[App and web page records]
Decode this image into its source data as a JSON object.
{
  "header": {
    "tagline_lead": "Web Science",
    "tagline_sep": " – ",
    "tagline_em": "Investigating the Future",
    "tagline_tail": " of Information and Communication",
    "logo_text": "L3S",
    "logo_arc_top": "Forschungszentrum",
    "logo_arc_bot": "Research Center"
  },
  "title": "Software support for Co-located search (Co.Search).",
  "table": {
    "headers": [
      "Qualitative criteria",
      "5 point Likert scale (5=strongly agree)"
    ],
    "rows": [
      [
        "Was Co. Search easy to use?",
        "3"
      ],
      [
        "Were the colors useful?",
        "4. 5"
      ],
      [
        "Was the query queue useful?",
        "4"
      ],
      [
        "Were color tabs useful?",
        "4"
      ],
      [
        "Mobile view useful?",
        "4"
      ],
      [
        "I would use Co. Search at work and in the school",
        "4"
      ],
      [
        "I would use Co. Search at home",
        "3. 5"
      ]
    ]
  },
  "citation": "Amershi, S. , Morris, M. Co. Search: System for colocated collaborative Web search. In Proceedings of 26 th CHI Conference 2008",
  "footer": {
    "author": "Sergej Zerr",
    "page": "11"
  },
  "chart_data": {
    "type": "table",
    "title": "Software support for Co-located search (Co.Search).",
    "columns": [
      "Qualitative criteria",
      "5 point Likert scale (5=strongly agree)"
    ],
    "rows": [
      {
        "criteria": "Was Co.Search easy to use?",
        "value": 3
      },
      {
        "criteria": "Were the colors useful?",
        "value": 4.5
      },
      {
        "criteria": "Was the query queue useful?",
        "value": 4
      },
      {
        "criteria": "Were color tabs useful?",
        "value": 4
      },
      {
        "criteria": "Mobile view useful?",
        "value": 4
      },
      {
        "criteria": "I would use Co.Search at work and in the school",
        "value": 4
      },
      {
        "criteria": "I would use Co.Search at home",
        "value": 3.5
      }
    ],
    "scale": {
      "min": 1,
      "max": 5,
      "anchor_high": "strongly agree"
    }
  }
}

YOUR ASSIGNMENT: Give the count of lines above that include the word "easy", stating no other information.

SOLUTION BELOW: 2